Your objective: Copies of all lines containing the string "eyedropper" are needed from the data below.
▬▬▬▬▬▬
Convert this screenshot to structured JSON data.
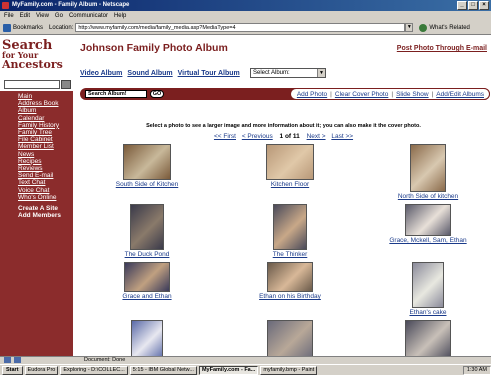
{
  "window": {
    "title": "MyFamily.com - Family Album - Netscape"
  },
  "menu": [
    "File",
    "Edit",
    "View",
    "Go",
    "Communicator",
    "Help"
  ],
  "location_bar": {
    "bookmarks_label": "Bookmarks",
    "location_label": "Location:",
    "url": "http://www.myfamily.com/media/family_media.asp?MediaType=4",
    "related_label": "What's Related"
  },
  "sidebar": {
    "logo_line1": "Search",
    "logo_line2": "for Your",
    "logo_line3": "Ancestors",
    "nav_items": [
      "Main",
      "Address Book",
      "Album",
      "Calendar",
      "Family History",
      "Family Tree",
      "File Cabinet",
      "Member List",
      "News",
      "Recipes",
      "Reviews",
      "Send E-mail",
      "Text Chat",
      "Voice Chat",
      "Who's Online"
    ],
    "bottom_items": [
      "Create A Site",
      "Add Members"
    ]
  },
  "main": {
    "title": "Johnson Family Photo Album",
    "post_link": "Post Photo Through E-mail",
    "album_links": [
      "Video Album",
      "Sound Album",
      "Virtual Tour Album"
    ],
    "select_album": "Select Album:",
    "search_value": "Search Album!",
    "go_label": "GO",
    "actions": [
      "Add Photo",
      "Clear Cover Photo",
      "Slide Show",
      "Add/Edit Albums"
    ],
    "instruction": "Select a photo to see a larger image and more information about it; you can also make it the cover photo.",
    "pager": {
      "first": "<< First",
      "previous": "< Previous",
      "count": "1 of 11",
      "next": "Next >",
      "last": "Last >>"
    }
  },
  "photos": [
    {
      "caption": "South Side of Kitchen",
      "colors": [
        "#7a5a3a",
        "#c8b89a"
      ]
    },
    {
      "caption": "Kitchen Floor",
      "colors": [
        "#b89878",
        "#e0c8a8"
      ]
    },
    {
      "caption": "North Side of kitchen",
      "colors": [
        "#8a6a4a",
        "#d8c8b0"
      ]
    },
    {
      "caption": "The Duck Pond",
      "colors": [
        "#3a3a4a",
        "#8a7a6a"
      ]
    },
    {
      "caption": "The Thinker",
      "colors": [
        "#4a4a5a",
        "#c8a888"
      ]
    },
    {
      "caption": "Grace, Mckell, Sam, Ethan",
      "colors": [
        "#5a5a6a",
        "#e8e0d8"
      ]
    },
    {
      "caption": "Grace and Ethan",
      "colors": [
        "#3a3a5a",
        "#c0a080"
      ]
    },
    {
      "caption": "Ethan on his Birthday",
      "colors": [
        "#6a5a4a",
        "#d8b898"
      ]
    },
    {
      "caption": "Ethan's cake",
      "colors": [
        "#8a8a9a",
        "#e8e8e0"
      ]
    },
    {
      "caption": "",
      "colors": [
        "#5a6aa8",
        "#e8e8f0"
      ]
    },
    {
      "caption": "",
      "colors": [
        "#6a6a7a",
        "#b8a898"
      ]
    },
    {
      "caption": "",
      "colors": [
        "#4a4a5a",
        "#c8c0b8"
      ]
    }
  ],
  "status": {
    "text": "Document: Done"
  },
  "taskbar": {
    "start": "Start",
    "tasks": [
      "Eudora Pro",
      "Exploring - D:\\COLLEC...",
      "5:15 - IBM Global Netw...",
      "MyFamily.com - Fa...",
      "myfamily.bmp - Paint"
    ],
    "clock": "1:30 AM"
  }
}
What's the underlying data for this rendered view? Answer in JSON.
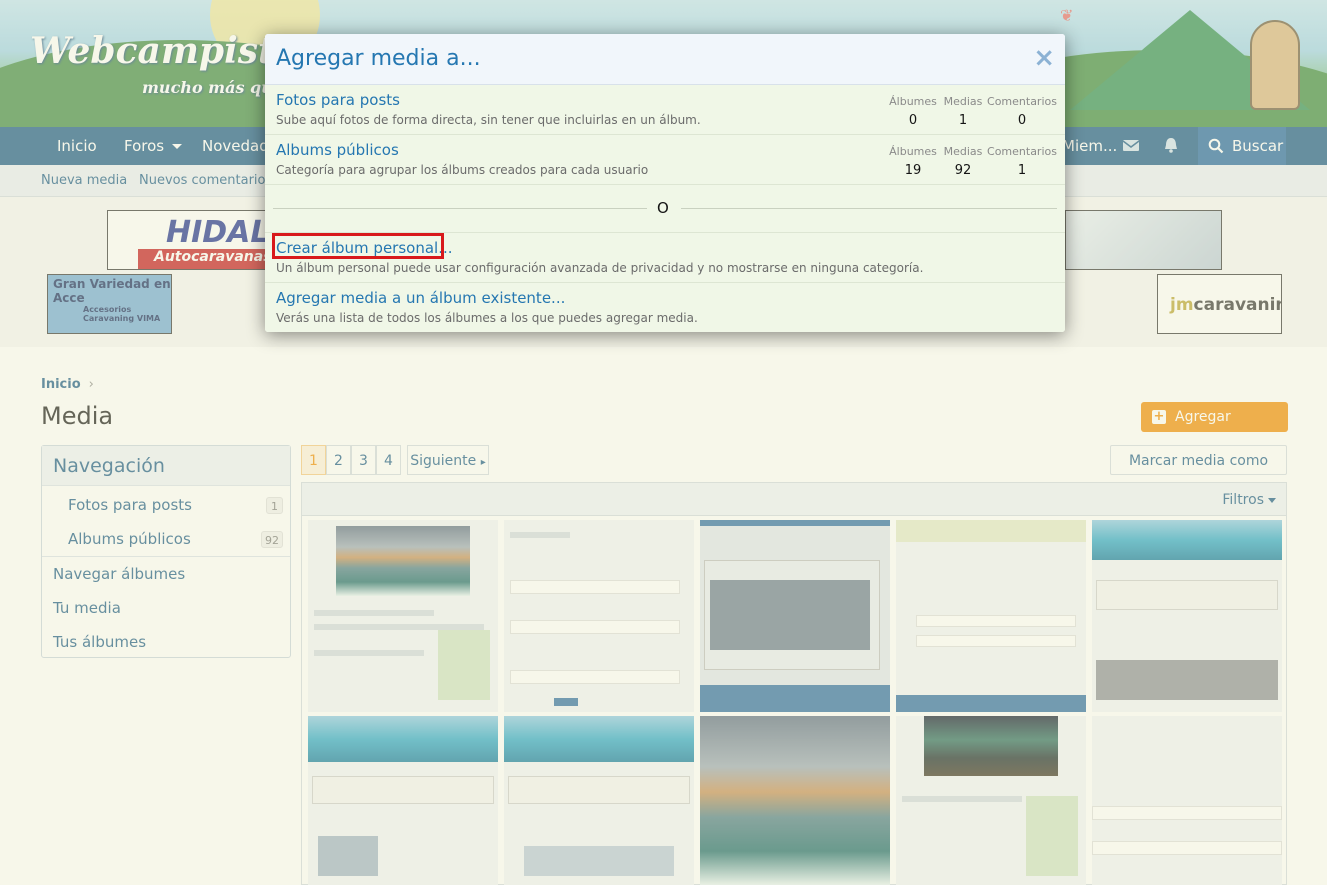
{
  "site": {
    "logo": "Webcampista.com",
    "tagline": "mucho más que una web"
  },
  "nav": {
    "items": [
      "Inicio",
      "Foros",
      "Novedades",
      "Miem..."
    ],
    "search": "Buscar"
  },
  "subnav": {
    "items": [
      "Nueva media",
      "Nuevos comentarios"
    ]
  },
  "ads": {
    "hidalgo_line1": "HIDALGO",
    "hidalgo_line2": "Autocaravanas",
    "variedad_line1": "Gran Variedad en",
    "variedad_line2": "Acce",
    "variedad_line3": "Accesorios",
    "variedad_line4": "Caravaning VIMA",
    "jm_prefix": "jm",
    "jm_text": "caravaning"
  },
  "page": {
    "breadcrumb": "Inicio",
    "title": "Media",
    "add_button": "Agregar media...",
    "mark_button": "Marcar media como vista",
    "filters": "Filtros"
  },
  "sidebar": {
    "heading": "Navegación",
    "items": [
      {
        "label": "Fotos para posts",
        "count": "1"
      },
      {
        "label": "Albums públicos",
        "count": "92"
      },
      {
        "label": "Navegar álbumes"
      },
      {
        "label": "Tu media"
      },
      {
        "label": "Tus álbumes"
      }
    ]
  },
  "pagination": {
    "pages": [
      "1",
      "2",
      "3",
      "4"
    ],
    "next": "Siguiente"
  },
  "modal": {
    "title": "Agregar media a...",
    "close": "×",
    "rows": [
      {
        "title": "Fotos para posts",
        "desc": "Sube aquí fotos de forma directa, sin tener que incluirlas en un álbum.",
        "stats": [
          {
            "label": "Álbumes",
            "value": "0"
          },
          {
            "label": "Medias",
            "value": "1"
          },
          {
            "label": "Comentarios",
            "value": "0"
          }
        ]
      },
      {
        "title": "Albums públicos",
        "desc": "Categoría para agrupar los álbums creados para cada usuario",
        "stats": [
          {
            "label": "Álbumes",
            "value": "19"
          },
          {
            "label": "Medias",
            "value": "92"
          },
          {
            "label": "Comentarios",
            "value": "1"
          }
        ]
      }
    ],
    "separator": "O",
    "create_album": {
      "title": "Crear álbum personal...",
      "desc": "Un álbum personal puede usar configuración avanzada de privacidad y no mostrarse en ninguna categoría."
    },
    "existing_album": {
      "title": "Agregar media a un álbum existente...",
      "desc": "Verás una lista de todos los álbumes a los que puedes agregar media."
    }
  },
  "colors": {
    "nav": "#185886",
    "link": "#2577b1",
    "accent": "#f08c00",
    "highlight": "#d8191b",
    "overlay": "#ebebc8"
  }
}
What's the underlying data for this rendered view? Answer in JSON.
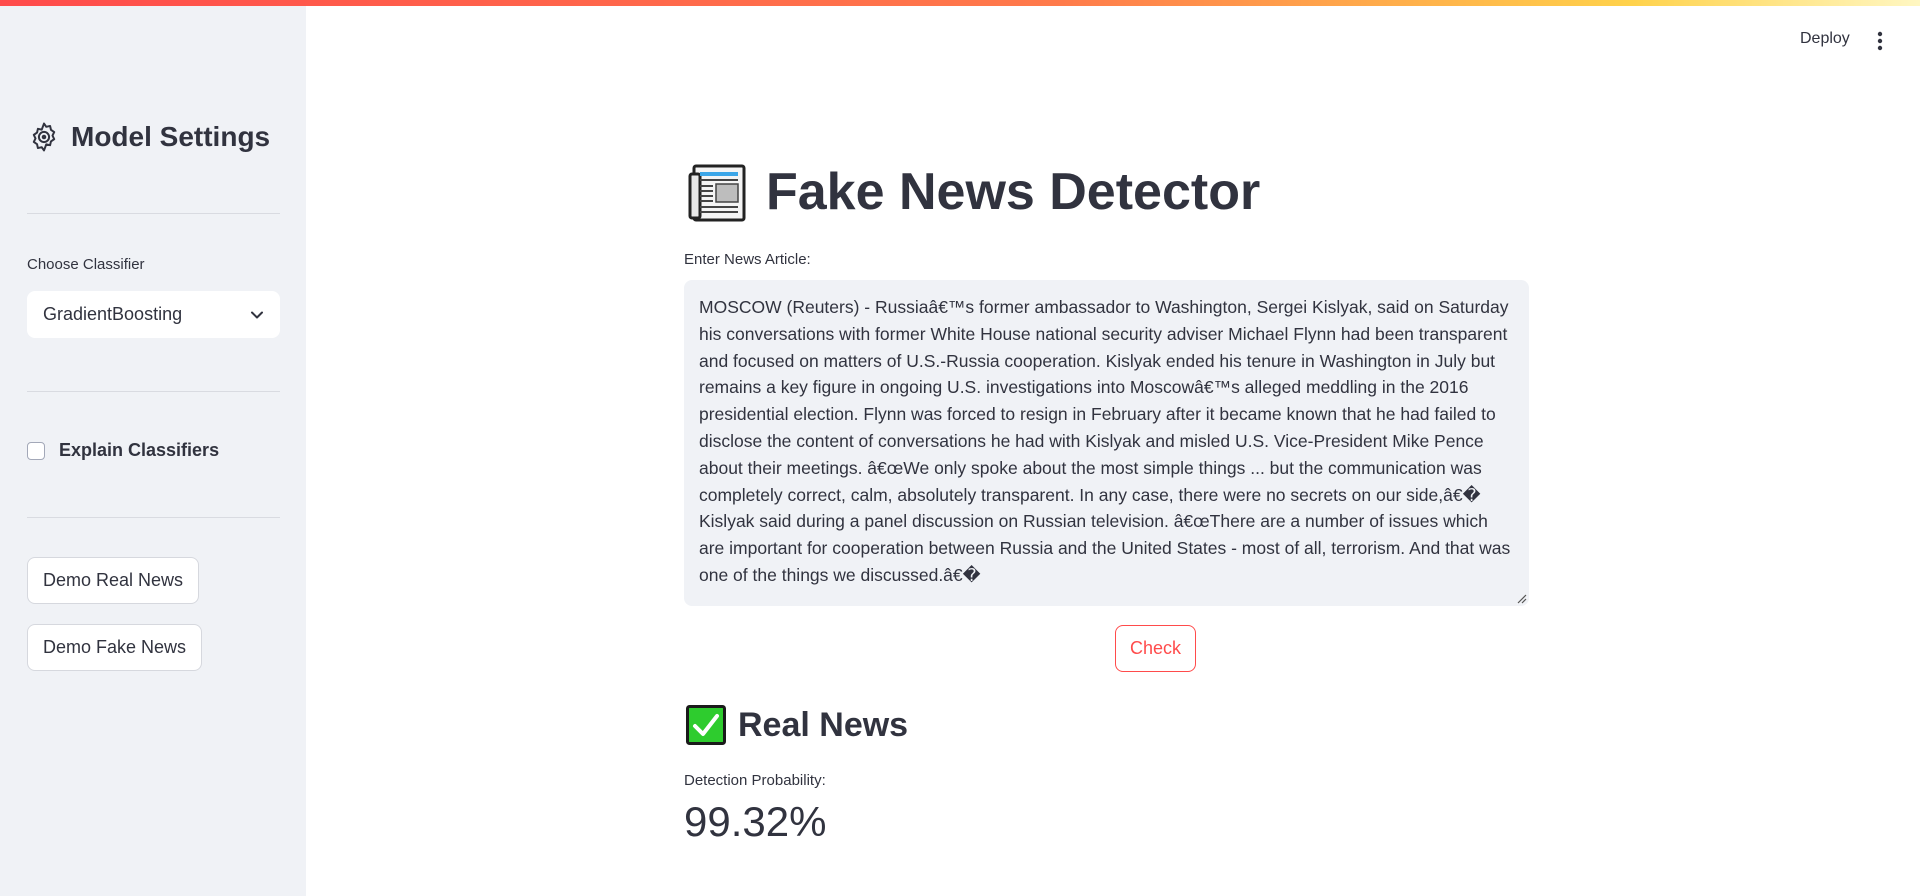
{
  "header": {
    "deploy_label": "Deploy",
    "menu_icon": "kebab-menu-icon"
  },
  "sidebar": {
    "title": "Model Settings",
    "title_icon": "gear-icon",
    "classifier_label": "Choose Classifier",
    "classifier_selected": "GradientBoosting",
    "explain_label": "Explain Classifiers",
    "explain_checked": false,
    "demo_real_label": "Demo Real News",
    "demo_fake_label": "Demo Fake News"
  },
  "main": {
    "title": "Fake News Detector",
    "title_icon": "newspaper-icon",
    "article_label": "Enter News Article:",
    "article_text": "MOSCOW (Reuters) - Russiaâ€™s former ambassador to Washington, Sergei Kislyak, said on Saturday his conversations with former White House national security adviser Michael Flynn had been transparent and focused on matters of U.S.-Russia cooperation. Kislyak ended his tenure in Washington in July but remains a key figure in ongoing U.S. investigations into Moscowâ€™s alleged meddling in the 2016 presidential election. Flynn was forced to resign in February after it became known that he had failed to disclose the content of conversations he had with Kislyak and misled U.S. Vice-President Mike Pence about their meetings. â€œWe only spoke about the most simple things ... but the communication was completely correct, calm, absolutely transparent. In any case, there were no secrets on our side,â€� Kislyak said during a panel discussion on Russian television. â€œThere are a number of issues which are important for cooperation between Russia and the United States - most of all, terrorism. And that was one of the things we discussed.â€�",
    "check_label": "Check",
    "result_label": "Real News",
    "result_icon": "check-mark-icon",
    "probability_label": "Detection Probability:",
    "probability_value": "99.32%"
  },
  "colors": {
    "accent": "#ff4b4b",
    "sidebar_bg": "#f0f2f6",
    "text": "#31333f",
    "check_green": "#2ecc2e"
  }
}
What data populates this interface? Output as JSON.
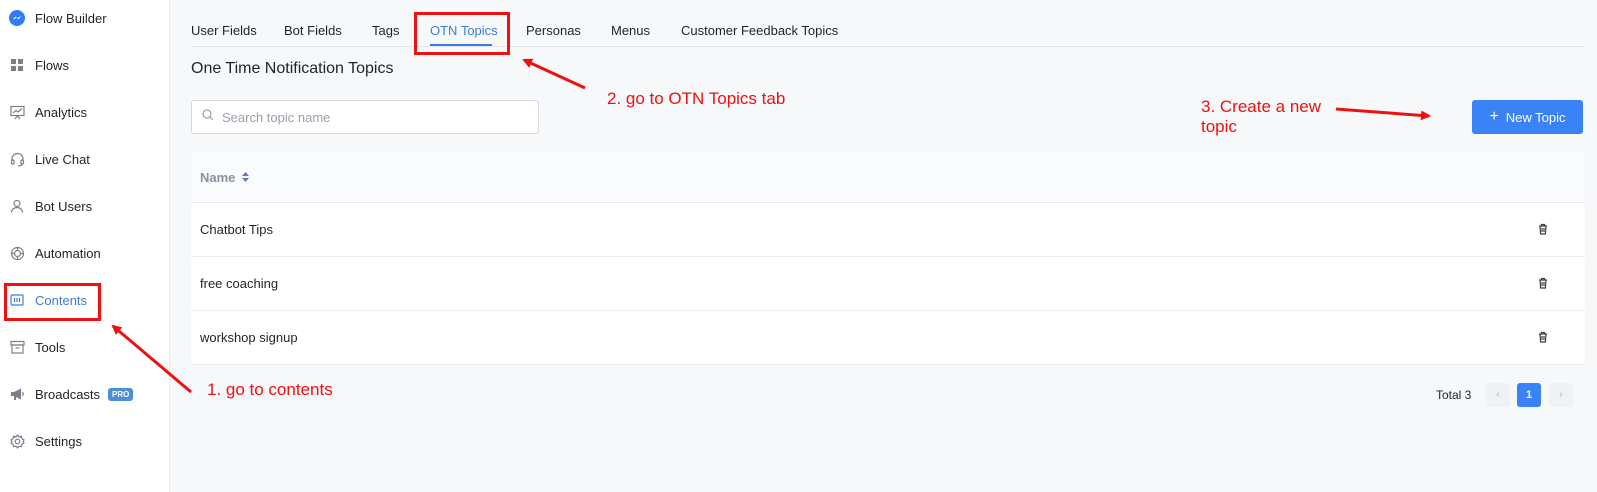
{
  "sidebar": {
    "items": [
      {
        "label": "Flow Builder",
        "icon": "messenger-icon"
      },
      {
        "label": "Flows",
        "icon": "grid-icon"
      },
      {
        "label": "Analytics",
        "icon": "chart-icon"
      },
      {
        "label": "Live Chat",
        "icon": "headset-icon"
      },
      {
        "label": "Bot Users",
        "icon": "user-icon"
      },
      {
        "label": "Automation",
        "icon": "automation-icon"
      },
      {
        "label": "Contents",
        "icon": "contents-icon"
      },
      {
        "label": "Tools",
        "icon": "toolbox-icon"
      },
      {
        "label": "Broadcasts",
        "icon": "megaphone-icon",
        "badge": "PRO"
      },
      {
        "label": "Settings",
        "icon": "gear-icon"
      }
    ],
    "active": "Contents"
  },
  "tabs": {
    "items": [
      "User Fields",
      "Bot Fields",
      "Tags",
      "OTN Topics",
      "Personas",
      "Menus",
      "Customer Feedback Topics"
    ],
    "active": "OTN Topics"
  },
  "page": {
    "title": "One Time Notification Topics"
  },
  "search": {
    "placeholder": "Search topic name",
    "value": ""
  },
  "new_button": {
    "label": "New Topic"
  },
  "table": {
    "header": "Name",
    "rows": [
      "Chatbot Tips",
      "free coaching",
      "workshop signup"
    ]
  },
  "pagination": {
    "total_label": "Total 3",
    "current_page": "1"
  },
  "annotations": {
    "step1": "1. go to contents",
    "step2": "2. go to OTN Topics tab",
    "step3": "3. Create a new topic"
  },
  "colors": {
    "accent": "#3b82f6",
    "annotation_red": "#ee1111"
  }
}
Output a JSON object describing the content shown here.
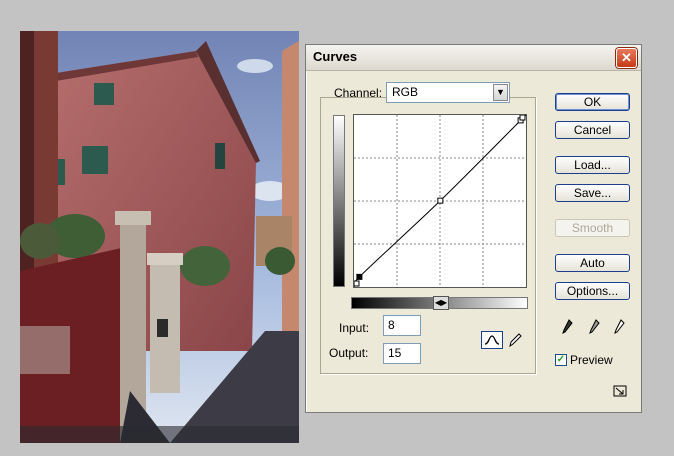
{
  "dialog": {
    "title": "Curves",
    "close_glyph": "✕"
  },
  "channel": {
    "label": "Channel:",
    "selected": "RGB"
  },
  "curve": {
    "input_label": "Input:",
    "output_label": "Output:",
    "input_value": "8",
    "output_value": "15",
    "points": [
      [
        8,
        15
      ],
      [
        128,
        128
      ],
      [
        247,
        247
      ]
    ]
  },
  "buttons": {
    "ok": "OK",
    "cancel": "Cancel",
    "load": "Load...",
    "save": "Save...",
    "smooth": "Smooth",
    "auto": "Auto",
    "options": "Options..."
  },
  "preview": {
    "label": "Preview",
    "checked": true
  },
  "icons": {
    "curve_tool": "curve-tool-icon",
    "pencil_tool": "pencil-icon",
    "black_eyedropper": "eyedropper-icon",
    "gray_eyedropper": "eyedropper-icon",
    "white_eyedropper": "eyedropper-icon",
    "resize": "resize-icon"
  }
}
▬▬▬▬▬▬
Exercise answer:
    "black_eyedropper": "eyedropper-icon",
    "gray_eyedropper": "eyedropper-icon",
    "white_eyedropper": "eyedropper-icon",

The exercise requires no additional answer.